She decides to visit the orphanage where Clara was taken after her birth, and meets with the young woman who took care of Clara in her first year. After initially being somewhat short with Isabelle, the woman shows compassion for her, looking her up later and giving her a clue about the birth mother. Isabelle will end up contacting Thuy (Chea), which transforms the drama into a story about two mothers.
Director Jean-Philippe Duval presents the narrative with interspersing flashbacks, as seems to be the current preference among filmmakers. Seldom nowadays are films presented in chronological order, necessitating the viewer’s periodic reorientations. A welcome unifying element in this instance is the backdrop of Viet Nam’s natural beauty and bustling cities captured by cinematographer Yves Belanger and accompanying mood enhancing musical score of Bertrand Chenier.
In addition, the two fine actresses Anna Dorval and Leanna Chea deliver intensely emotional scenes that keep us curious and engaged, using body language and facial expressions to elaborate on the dialog. Their success makes us feel close to their characters and caring about how they fare.
14 Days, 12 Nights’ moving account authenticates the varying experiences of losing a child and unites them in a realistic whole. The loss is profound no matter how or when it occurs and, clearly, processing its psychological effects is a part of adjusting oneself. The filmmakers demonstrate their understanding of this fact throughout, but especially in one of the concluding scenes.

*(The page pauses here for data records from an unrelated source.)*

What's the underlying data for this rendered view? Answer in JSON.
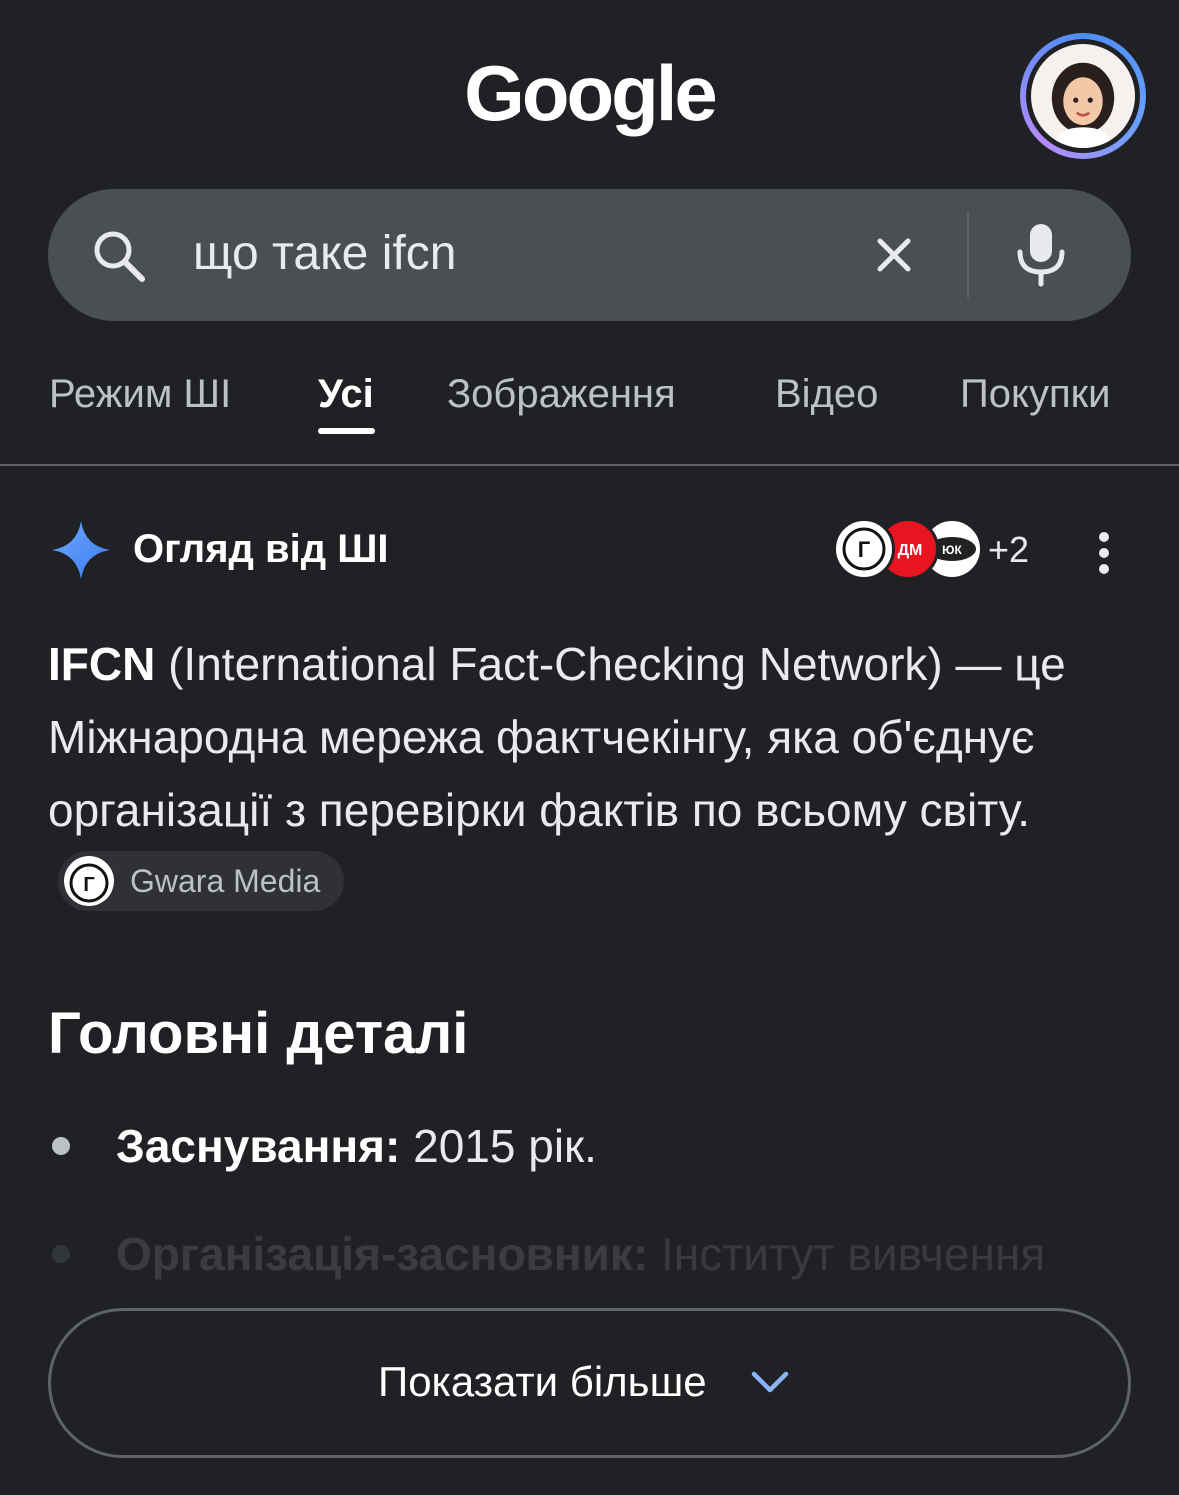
{
  "header": {
    "logo": "Google",
    "avatar_ring_colors": [
      "#4c8df6",
      "#b58bff"
    ]
  },
  "search": {
    "query": "що таке ifcn",
    "icons": [
      "search-icon",
      "clear-icon",
      "mic-icon"
    ]
  },
  "tabs": [
    {
      "label": "Режим ШІ",
      "active": false
    },
    {
      "label": "Усі",
      "active": true
    },
    {
      "label": "Зображення",
      "active": false
    },
    {
      "label": "Відео",
      "active": false
    },
    {
      "label": "Покупки",
      "active": false
    }
  ],
  "ai_overview": {
    "title": "Огляд від ШІ",
    "source_badge_texts": [
      "Г",
      "ДМ",
      "ЮК"
    ],
    "sources_extra": "+2",
    "summary": {
      "term": "IFCN",
      "text_after_term": " (International Fact-Checking Network) — це Міжнародна мережа фактчекінгу, яка об'єднує організації з перевірки фактів по всьому світу.",
      "source_chip": "Gwara Media"
    },
    "key_details_title": "Головні деталі",
    "details": [
      {
        "label": "Заснування:",
        "value": " 2015 рік."
      },
      {
        "label": "Організація-засновник:",
        "value": " Інститут вивчення"
      }
    ],
    "show_more_label": "Показати більше"
  },
  "colors": {
    "background": "#1f2125",
    "search_bg": "#4b4e53",
    "sparkle": "#4c8df6",
    "badge_red": "#e8141f"
  }
}
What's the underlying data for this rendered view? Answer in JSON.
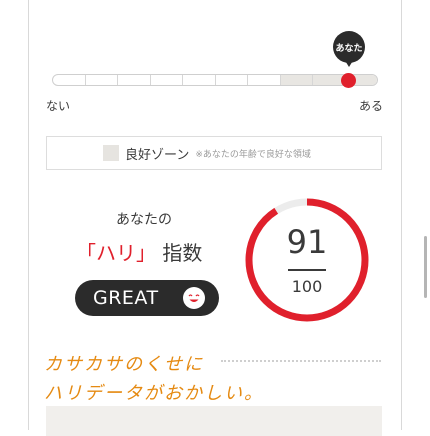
{
  "slider": {
    "marker_label": "あなた",
    "low_label": "ない",
    "high_label": "ある",
    "segment_count": 10,
    "good_zone_segments": [
      8,
      9,
      10
    ],
    "user_position_fraction": 0.91,
    "accent_color": "#e0202c"
  },
  "legend": {
    "title": "良好ゾーン",
    "note": "※あなたの年齢で良好な領域"
  },
  "score": {
    "label": "あなたの",
    "title_highlight": "「ハリ」",
    "title_rest": " 指数",
    "rating": "GREAT",
    "rating_icon": "smile-face-icon",
    "value": "91",
    "max": "100",
    "fraction": 0.91,
    "ring_color": "#e0202c"
  },
  "comment": {
    "line1": "カサカサのくせに",
    "line2": "ハリデータがおかしい。",
    "color": "#e58a12"
  }
}
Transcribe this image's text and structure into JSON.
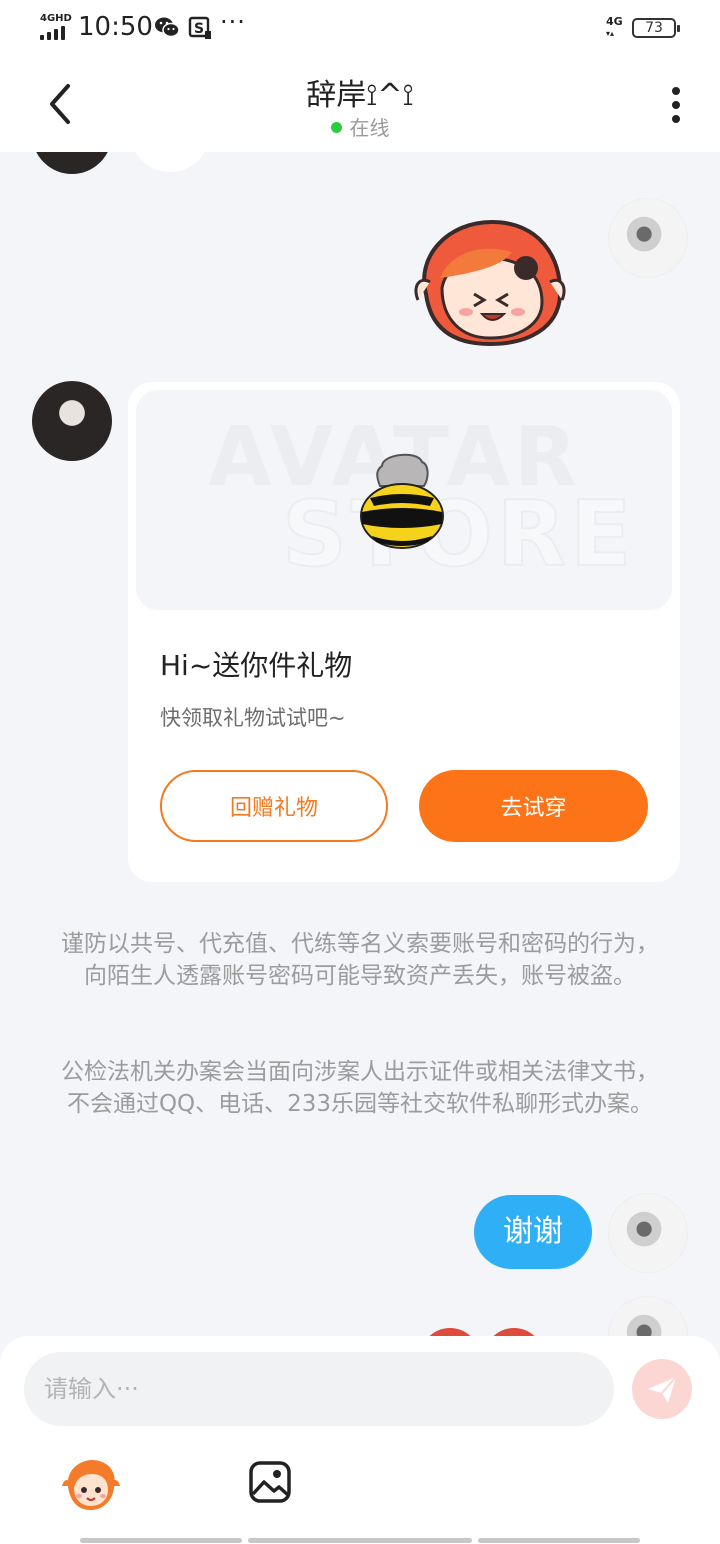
{
  "status_bar": {
    "network": "4GHD",
    "time": "10:50",
    "more": "···",
    "mobile": "4G",
    "battery": "73"
  },
  "header": {
    "title": "辞岸⟟^⟟",
    "presence": "在线"
  },
  "gift_card": {
    "watermark_line1": "AVATAR",
    "watermark_line2": "STORE",
    "title": "Hi~送你件礼物",
    "subtitle": "快领取礼物试试吧~",
    "return_label": "回赠礼物",
    "try_label": "去试穿"
  },
  "notices": [
    "谨防以共号、代充值、代练等名义索要账号和密码的行为，向陌生人透露账号密码可能导致资产丢失，账号被盗。",
    "公检法机关办案会当面向涉案人出示证件或相关法律文书，不会通过QQ、电话、233乐园等社交软件私聊形式办案。"
  ],
  "messages": [
    {
      "text": "谢谢"
    }
  ],
  "input": {
    "placeholder": "请输入···"
  },
  "icons": {
    "back": "chevron-left-icon",
    "more": "more-vertical-icon",
    "send": "paper-plane-icon",
    "sticker": "sticker-icon",
    "image": "image-icon"
  },
  "colors": {
    "accent_orange": "#fc7417",
    "bubble_blue": "#2fb0f6",
    "online_green": "#2ecc40",
    "send_disabled": "#fbd6d2"
  }
}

The talented filmmakers behind this very human, moving account show their appreciation and understanding of human experience and something of what it takes to adjust to loss.
Grade: A By Donna R. Copeland